TASK TO COMPLETE:
Using the entries below, show all lines with the string "value".

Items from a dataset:

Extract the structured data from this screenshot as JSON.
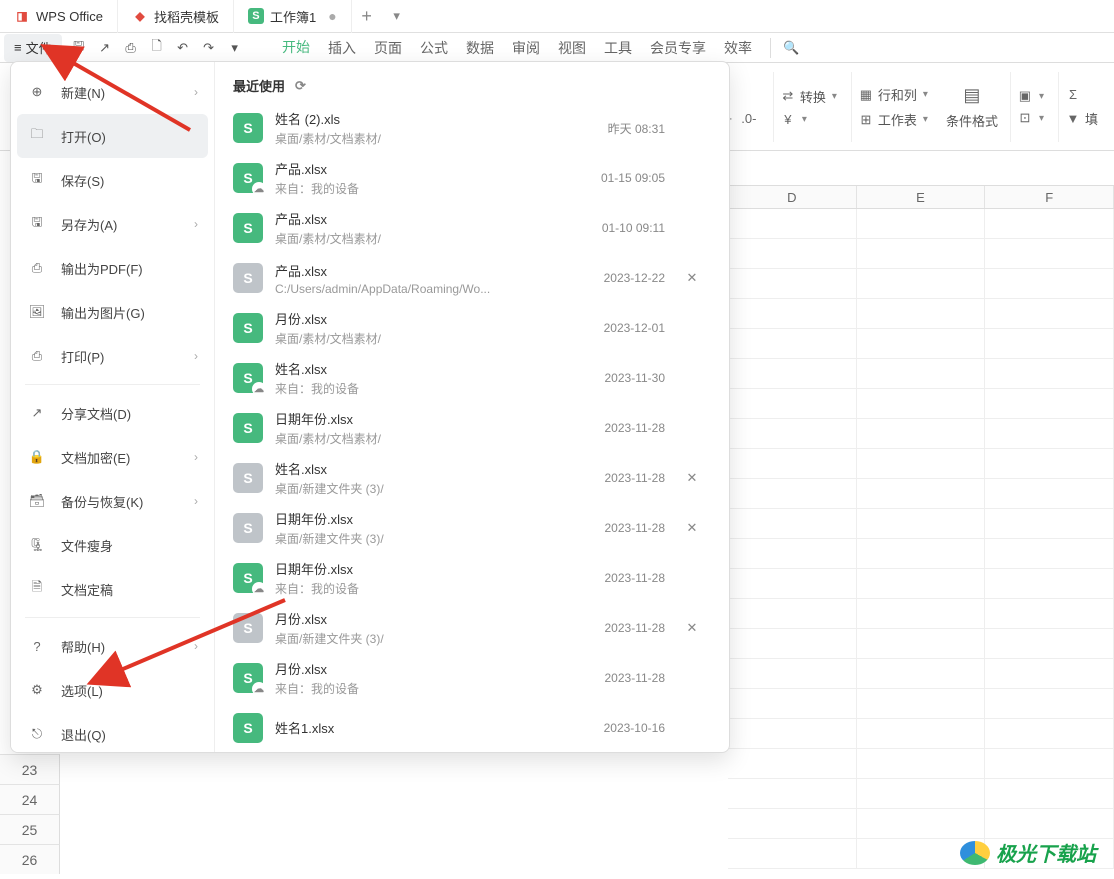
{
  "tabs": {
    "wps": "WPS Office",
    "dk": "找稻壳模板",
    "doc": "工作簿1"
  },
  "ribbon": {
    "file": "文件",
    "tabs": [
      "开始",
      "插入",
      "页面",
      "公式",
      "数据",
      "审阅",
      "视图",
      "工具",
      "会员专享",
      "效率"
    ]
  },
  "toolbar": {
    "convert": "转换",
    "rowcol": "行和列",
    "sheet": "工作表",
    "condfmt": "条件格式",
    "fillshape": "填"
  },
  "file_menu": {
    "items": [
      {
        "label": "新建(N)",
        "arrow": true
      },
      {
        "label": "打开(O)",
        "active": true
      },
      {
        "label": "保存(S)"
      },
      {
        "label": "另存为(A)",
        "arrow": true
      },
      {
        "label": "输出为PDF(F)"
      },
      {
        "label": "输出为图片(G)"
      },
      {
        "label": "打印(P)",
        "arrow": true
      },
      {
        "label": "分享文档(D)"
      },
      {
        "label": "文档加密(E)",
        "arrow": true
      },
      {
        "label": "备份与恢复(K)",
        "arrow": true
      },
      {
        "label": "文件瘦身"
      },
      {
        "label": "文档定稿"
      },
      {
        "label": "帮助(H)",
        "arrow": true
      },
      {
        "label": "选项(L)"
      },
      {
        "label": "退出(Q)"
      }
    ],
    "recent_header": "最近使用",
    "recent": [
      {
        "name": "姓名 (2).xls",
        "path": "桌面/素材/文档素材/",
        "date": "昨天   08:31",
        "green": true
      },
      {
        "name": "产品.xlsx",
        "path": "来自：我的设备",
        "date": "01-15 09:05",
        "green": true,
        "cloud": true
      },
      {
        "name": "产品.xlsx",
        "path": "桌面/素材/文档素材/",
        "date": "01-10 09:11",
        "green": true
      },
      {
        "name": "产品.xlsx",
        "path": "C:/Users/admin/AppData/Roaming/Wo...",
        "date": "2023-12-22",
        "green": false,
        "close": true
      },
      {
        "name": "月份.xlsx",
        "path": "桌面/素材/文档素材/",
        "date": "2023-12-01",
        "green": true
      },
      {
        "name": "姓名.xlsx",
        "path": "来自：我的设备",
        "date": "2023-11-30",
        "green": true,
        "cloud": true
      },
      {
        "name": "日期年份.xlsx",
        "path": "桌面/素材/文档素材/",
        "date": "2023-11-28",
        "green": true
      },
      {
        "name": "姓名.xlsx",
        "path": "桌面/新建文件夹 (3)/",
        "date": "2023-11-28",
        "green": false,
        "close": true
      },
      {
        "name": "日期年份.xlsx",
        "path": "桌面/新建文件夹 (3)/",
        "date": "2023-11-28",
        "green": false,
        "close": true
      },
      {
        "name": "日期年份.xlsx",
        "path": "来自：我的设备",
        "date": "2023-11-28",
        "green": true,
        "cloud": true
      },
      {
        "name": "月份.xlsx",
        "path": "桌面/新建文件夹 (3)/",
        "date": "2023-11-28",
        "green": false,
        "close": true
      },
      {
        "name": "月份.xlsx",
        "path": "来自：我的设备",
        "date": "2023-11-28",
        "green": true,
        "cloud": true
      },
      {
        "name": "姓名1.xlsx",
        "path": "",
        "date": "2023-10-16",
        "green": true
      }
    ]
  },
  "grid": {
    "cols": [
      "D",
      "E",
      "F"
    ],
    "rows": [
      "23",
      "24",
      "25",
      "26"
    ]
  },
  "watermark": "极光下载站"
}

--

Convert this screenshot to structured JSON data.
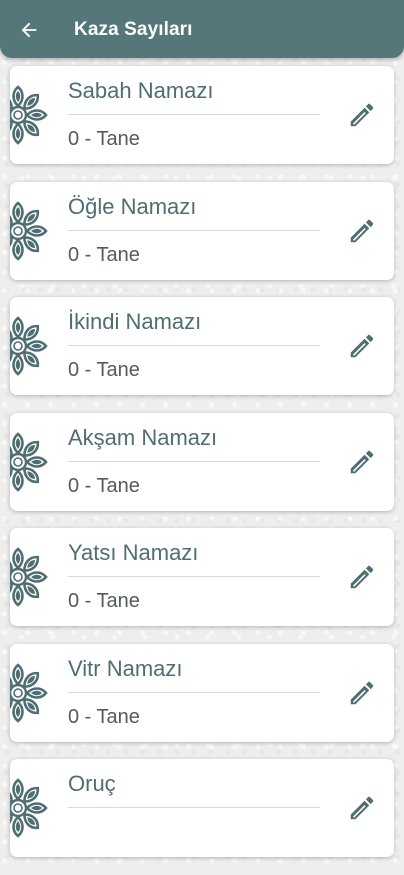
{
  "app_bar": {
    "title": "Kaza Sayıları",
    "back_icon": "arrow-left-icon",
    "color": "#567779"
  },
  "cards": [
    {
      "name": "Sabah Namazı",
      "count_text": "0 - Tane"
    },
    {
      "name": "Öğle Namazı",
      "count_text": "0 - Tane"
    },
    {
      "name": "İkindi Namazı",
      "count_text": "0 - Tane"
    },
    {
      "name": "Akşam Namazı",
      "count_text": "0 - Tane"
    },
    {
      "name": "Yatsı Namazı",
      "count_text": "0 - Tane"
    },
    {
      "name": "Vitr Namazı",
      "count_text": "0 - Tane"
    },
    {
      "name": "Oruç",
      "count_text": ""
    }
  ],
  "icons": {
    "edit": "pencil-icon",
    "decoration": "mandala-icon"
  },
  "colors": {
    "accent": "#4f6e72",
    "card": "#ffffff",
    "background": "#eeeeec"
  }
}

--

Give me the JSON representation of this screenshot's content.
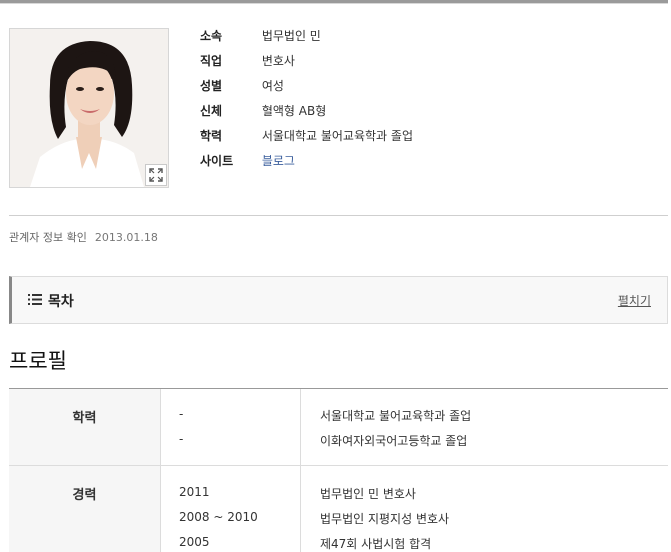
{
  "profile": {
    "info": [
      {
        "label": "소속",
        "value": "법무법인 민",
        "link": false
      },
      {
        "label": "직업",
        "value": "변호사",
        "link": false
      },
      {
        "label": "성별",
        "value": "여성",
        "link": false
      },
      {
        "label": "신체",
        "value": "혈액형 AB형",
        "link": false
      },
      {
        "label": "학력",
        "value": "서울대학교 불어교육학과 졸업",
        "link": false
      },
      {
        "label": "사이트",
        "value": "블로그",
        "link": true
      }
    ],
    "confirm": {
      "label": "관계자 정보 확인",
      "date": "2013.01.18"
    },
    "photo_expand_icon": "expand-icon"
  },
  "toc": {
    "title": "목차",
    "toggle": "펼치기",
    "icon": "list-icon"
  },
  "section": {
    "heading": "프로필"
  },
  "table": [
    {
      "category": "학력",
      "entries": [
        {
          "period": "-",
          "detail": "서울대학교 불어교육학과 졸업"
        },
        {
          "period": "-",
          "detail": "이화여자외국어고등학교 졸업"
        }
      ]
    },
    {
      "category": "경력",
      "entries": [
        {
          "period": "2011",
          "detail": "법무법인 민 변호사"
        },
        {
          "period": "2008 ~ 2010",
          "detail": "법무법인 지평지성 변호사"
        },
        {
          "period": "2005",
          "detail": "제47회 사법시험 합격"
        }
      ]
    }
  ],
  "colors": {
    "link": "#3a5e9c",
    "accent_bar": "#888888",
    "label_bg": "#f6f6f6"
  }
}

EXERCISE ANSWER:
        "value": "법무법인 민",
        "value": "변호사",
        "value": "여성",
        "value": "혈액형 AB형",
        "value": "서울대학교 불어교육학과 졸업",
        "value": "블로그",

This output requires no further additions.